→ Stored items
┌──
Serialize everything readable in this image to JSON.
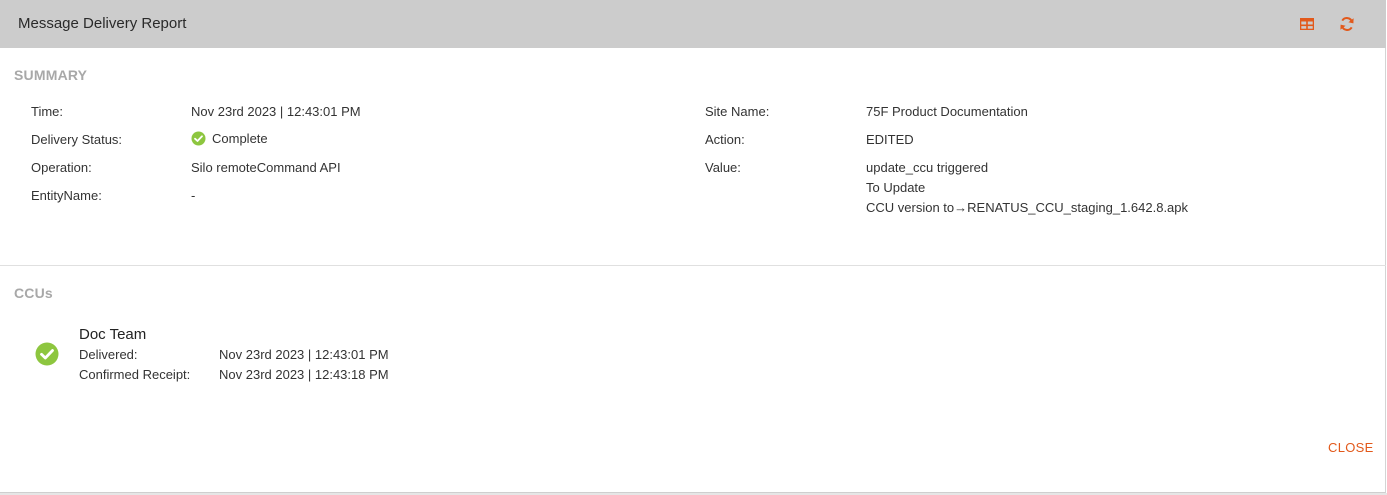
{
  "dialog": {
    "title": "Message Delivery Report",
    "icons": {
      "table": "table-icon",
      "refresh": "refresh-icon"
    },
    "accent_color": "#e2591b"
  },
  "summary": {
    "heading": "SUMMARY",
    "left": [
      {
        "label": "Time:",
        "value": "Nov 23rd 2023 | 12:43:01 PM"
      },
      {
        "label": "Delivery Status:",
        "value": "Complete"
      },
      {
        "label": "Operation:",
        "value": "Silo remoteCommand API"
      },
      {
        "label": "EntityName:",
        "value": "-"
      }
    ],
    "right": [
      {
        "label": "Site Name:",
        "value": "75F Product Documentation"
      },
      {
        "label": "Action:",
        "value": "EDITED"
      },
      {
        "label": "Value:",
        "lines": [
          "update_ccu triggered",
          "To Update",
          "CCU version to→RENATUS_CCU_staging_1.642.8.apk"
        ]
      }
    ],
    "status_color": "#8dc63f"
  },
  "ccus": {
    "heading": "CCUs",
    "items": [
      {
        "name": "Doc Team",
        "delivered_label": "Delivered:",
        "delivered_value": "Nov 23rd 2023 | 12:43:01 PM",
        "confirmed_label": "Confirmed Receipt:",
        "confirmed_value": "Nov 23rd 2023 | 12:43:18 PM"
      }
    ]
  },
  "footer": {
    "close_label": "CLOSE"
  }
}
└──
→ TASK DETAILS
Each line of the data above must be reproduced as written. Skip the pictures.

→ SOLUTION TO THIS PROBLEM
Serialize everything readable in this image to JSON.
{
  "dialog": {
    "title": "Message Delivery Report",
    "icons": {
      "table": "table-icon",
      "refresh": "refresh-icon"
    },
    "accent_color": "#e2591b"
  },
  "summary": {
    "heading": "SUMMARY",
    "left": [
      {
        "label": "Time:",
        "value": "Nov 23rd 2023 | 12:43:01 PM"
      },
      {
        "label": "Delivery Status:",
        "value": "Complete"
      },
      {
        "label": "Operation:",
        "value": "Silo remoteCommand API"
      },
      {
        "label": "EntityName:",
        "value": "-"
      }
    ],
    "right": [
      {
        "label": "Site Name:",
        "value": "75F Product Documentation"
      },
      {
        "label": "Action:",
        "value": "EDITED"
      },
      {
        "label": "Value:",
        "lines": [
          "update_ccu triggered",
          "To Update",
          "CCU version to→RENATUS_CCU_staging_1.642.8.apk"
        ]
      }
    ],
    "status_color": "#8dc63f"
  },
  "ccus": {
    "heading": "CCUs",
    "items": [
      {
        "name": "Doc Team",
        "delivered_label": "Delivered:",
        "delivered_value": "Nov 23rd 2023 | 12:43:01 PM",
        "confirmed_label": "Confirmed Receipt:",
        "confirmed_value": "Nov 23rd 2023 | 12:43:18 PM"
      }
    ]
  },
  "footer": {
    "close_label": "CLOSE"
  }
}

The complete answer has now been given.